In the past 50 years, "ain't" has lost some of its stink, but not its folksy potency. Bill Clinton used it at the Democratic National Convention after he cited the famous line that "every politician wants every voter to believe that he was born in a log cabin he built himself." Said Mr. Clinton, whose resume lists Yale and Oxford: "It ain't so."
Meanwhile some highly offensive language has become colloquial even as it remains offensive. At a family restaurant recently, I saw a young man dressed in a T-shirt with an F-bomb across the chest. Language is very complicated, Philip Gove liked to say. Which is true. But perhaps, then, his dictionary needed more labels, not fewer.—Mr. Skinner is the author of the new book "The Story of Ain't: America, Its Language, and the Most Controversial Dictionary Ever Published."
A version of this article appeared October 27, 2012, on page C3 in the U.S. edition of The Wall Street Journal, with the headline: Ain't This Good English?.

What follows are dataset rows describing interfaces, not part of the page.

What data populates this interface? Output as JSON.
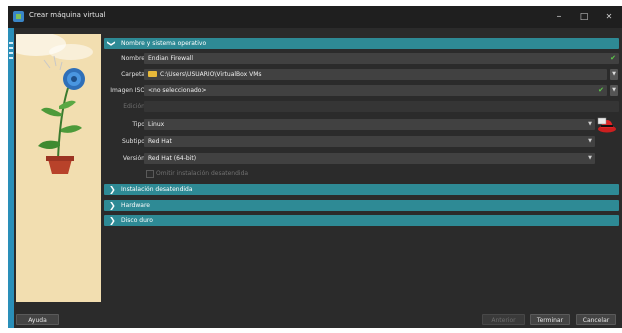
{
  "window": {
    "title": "Crear máquina virtual",
    "minimize": "–",
    "maximize": "□",
    "close": "✕"
  },
  "sections": [
    {
      "label": "Nombre y sistema operativo",
      "chevron": "❯"
    },
    {
      "label": "Instalación desatendida",
      "chevron": "❯"
    },
    {
      "label": "Hardware",
      "chevron": "❯"
    },
    {
      "label": "Disco duro",
      "chevron": "❯"
    }
  ],
  "form": {
    "nombre": {
      "label": "Nombre:",
      "value": "Endian Firewall"
    },
    "carpeta": {
      "label": "Carpeta:",
      "value": "C:\\Users\\USUARIO\\VirtualBox VMs"
    },
    "imagen": {
      "label": "Imagen ISO:",
      "value": "<no seleccionado>"
    },
    "edicion": {
      "label": "Edición:",
      "value": ""
    },
    "tipo": {
      "label": "Tipo:",
      "value": "Linux"
    },
    "subtipo": {
      "label": "Subtipo:",
      "value": "Red Hat"
    },
    "version": {
      "label": "Versión:",
      "value": "Red Hat (64-bit)"
    },
    "omitir": {
      "label": "Omitir instalación desatendida"
    }
  },
  "buttons": {
    "ayuda": "Ayuda",
    "anterior": "Anterior",
    "terminar": "Terminar",
    "cancelar": "Cancelar"
  },
  "colors": {
    "section_bar": "#2e8a95",
    "valid_check": "#5ecb4b",
    "left_strip": "#2a8fb9",
    "illustration_bg": "#f2deb0"
  },
  "icons": {
    "app": "virtualbox-icon",
    "os_type": "red-hat-icon",
    "valid": "checkmark-icon"
  }
}
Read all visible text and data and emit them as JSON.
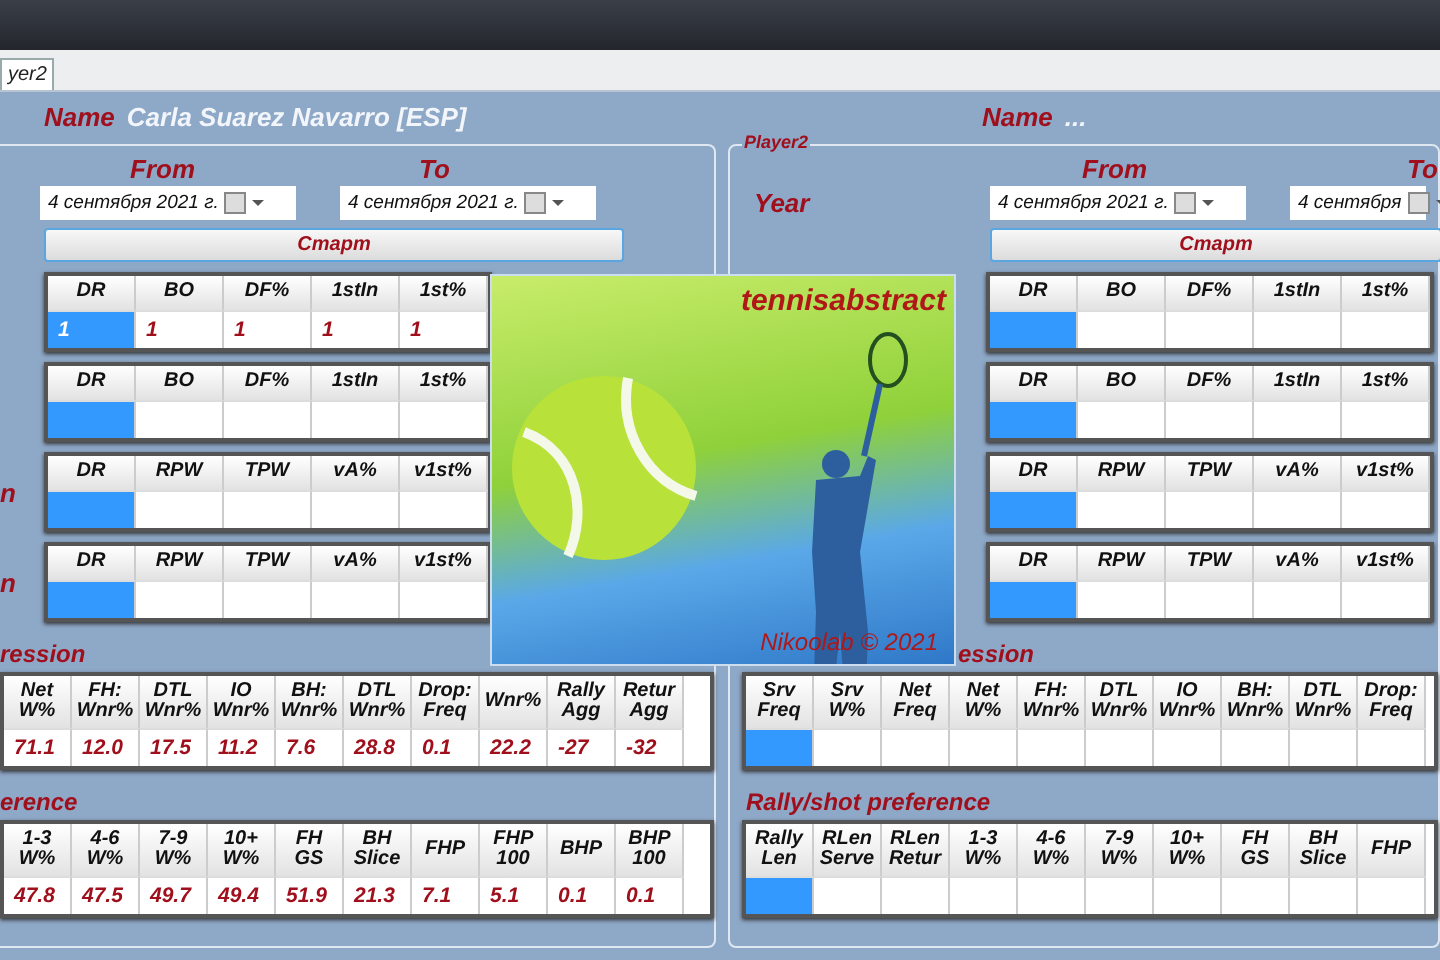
{
  "tab": {
    "label": "yer2",
    "selected": true
  },
  "player1": {
    "name_label": "Name",
    "name": "Carla Suarez Navarro [ESP]",
    "from_label": "From",
    "to_label": "To",
    "from_date": "4 сентября 2021 г.",
    "to_date": "4 сентября 2021 г.",
    "start_button": "Старт",
    "tables": [
      {
        "columns": [
          "DR",
          "BO",
          "DF%",
          "1stIn",
          "1st%"
        ],
        "cells": [
          {
            "value": "1",
            "selected": true
          },
          {
            "value": "1",
            "selected": false
          },
          {
            "value": "1",
            "selected": false
          },
          {
            "value": "1",
            "selected": false
          },
          {
            "value": "1",
            "selected": false
          }
        ]
      },
      {
        "columns": [
          "DR",
          "BO",
          "DF%",
          "1stIn",
          "1st%"
        ],
        "cells": [
          {
            "selected": true
          },
          {
            "selected": false
          },
          {
            "selected": false
          },
          {
            "selected": false
          },
          {
            "selected": false
          }
        ]
      },
      {
        "row_label": "n",
        "columns": [
          "DR",
          "RPW",
          "TPW",
          "vA%",
          "v1st%"
        ],
        "cells": [
          {
            "selected": true
          },
          {
            "selected": false
          },
          {
            "selected": false
          },
          {
            "selected": false
          },
          {
            "selected": false
          }
        ]
      },
      {
        "row_label": "n",
        "columns": [
          "DR",
          "RPW",
          "TPW",
          "vA%",
          "v1st%"
        ],
        "cells": [
          {
            "selected": true
          },
          {
            "selected": false
          },
          {
            "selected": false
          },
          {
            "selected": false
          },
          {
            "selected": false
          }
        ]
      }
    ],
    "sections": [
      {
        "title": "ression",
        "columns": [
          "Net W%",
          "FH: Wnr%",
          "DTL Wnr%",
          "IO Wnr%",
          "BH: Wnr%",
          "DTL Wnr%",
          "Drop: Freq",
          "Wnr%",
          "Rally Agg",
          "Retur Agg"
        ],
        "cells": [
          {
            "value": "71.1",
            "selected": false
          },
          {
            "value": "12.0",
            "selected": false
          },
          {
            "value": "17.5",
            "selected": false
          },
          {
            "value": "11.2",
            "selected": false
          },
          {
            "value": "7.6",
            "selected": false
          },
          {
            "value": "28.8",
            "selected": false
          },
          {
            "value": "0.1",
            "selected": false
          },
          {
            "value": "22.2",
            "selected": false
          },
          {
            "value": "-27",
            "selected": false
          },
          {
            "value": "-32",
            "selected": false
          }
        ]
      },
      {
        "title": "erence",
        "columns": [
          "1-3 W%",
          "4-6 W%",
          "7-9 W%",
          "10+ W%",
          "FH GS",
          "BH Slice",
          "FHP",
          "FHP 100",
          "BHP",
          "BHP 100"
        ],
        "cells": [
          {
            "value": "47.8",
            "selected": false
          },
          {
            "value": "47.5",
            "selected": false
          },
          {
            "value": "49.7",
            "selected": false
          },
          {
            "value": "49.4",
            "selected": false
          },
          {
            "value": "51.9",
            "selected": false
          },
          {
            "value": "21.3",
            "selected": false
          },
          {
            "value": "7.1",
            "selected": false
          },
          {
            "value": "5.1",
            "selected": false
          },
          {
            "value": "0.1",
            "selected": false
          },
          {
            "value": "0.1",
            "selected": false
          }
        ]
      }
    ]
  },
  "player2": {
    "name_label": "Name",
    "name": "...",
    "group_label": "Player2",
    "year_label": "Year",
    "from_label": "From",
    "to_label": "To",
    "from_date": "4 сентября 2021 г.",
    "to_date": "4 сентября",
    "start_button": "Старт",
    "tables": [
      {
        "columns": [
          "DR",
          "BO",
          "DF%",
          "1stIn",
          "1st%"
        ],
        "cells": [
          {
            "selected": true
          },
          {
            "selected": false
          },
          {
            "selected": false
          },
          {
            "selected": false
          },
          {
            "selected": false
          }
        ]
      },
      {
        "columns": [
          "DR",
          "BO",
          "DF%",
          "1stIn",
          "1st%"
        ],
        "cells": [
          {
            "selected": true
          },
          {
            "selected": false
          },
          {
            "selected": false
          },
          {
            "selected": false
          },
          {
            "selected": false
          }
        ]
      },
      {
        "columns": [
          "DR",
          "RPW",
          "TPW",
          "vA%",
          "v1st%"
        ],
        "cells": [
          {
            "selected": true
          },
          {
            "selected": false
          },
          {
            "selected": false
          },
          {
            "selected": false
          },
          {
            "selected": false
          }
        ]
      },
      {
        "columns": [
          "DR",
          "RPW",
          "TPW",
          "vA%",
          "v1st%"
        ],
        "cells": [
          {
            "selected": true
          },
          {
            "selected": false
          },
          {
            "selected": false
          },
          {
            "selected": false
          },
          {
            "selected": false
          }
        ]
      }
    ],
    "sections": [
      {
        "title": "ession",
        "columns": [
          "Srv Freq",
          "Srv W%",
          "Net Freq",
          "Net W%",
          "FH: Wnr%",
          "DTL Wnr%",
          "IO Wnr%",
          "BH: Wnr%",
          "DTL Wnr%",
          "Drop: Freq"
        ],
        "cells": [
          {
            "selected": true
          },
          {
            "selected": false
          },
          {
            "selected": false
          },
          {
            "selected": false
          },
          {
            "selected": false
          },
          {
            "selected": false
          },
          {
            "selected": false
          },
          {
            "selected": false
          },
          {
            "selected": false
          },
          {
            "selected": false
          }
        ]
      },
      {
        "title": "Rally/shot preference",
        "columns": [
          "Rally Len",
          "RLen Serve",
          "RLen Retur",
          "1-3 W%",
          "4-6 W%",
          "7-9 W%",
          "10+ W%",
          "FH GS",
          "BH Slice",
          "FHP"
        ],
        "cells": [
          {
            "selected": true
          },
          {
            "selected": false
          },
          {
            "selected": false
          },
          {
            "selected": false
          },
          {
            "selected": false
          },
          {
            "selected": false
          },
          {
            "selected": false
          },
          {
            "selected": false
          },
          {
            "selected": false
          },
          {
            "selected": false
          }
        ]
      }
    ]
  },
  "splash": {
    "brand": "tennisabstract",
    "credit": "Nikoolab © 2021"
  }
}
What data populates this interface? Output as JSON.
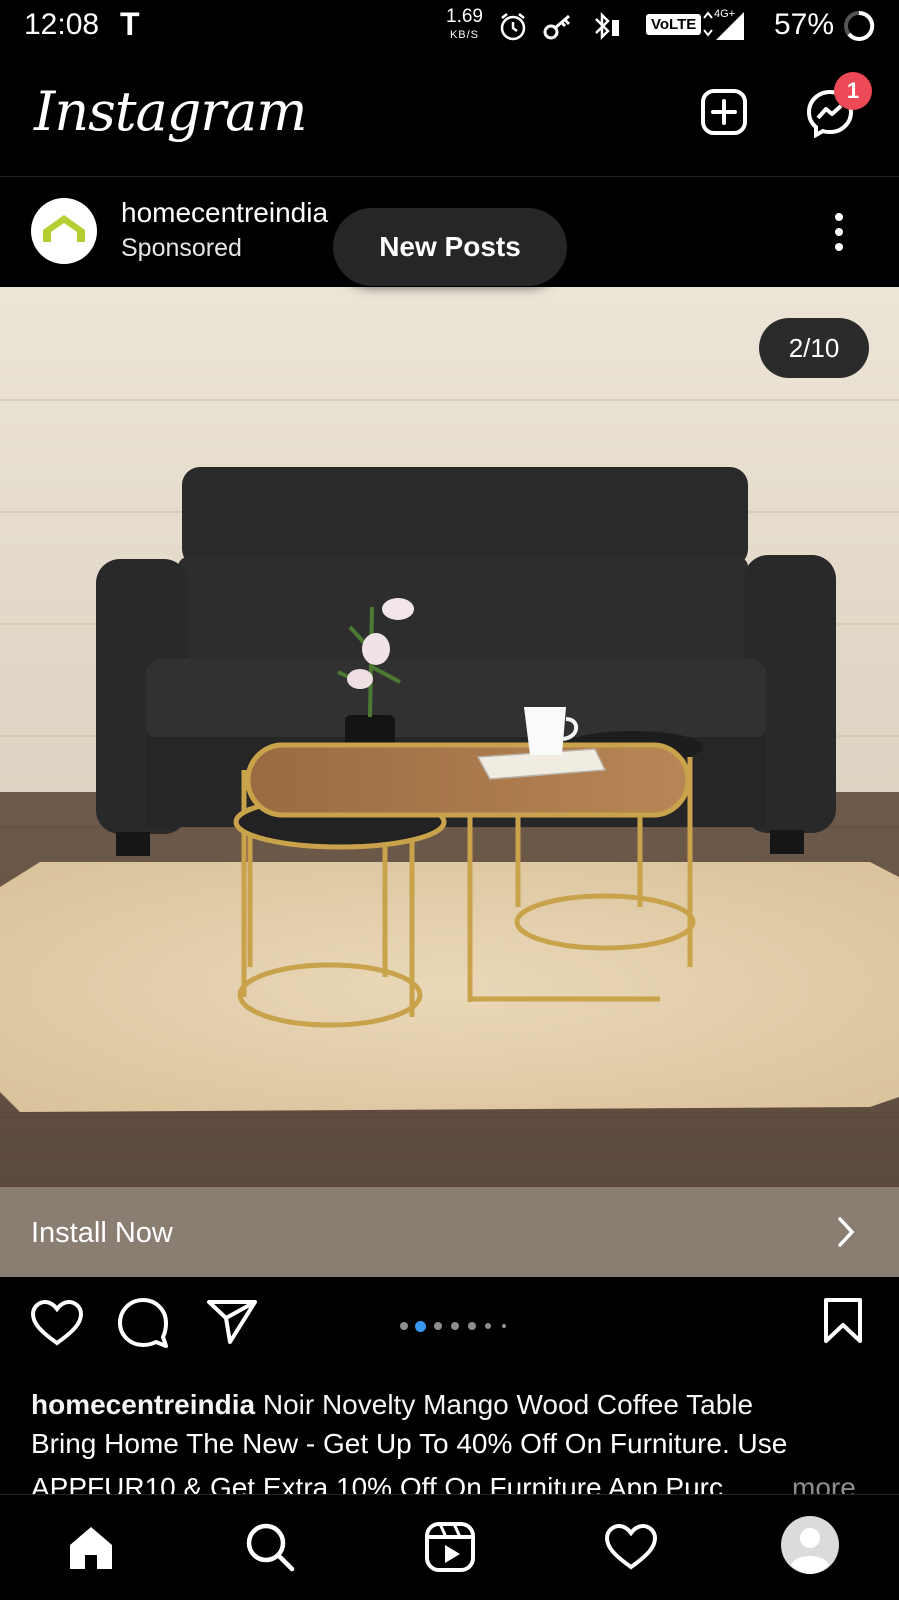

- Fielding (cricket), the action of fielders in collecting the ball after it is struck by the batsman
|.||fielding - (baseball) handling the ball while playing in the field|
handling, manipulation - the action of touching with the hands (or the skillful use of the hands) or by the use of mechanical means
baseball, baseball game - a ball game played with a bat and ball between two teams of nine players; teams take turns at bat trying to score runs; "he played baseball in high school"; "there was a baseball game on every empty lot"; "there was a desire for National League ball in the area"; "play ball!"
1 《野球・クリケット》〈球を〉受け止める, さばく；〈選手・チームを〉守備につける；試合［出場］させる.
2 〈軍隊・チームなどを〉編成する；〈候補者を〉党の公認とする［擁立する］, 立候補させる.
3 （テレビ・ラジオなどで）〈質問・電話などに〉当意即妙に答える；〈問題を〉てきぱき処理する［さばく］；〈地位などを〉守る.━━(自)《野球・クリケット》野手をつとめる, 守備につく；球を受け止める［さばく］.
Definition of skipper
Origin:late Middle English: from Middle Dutch, Middle Low German schipper, from schip 'ship'
jump the gun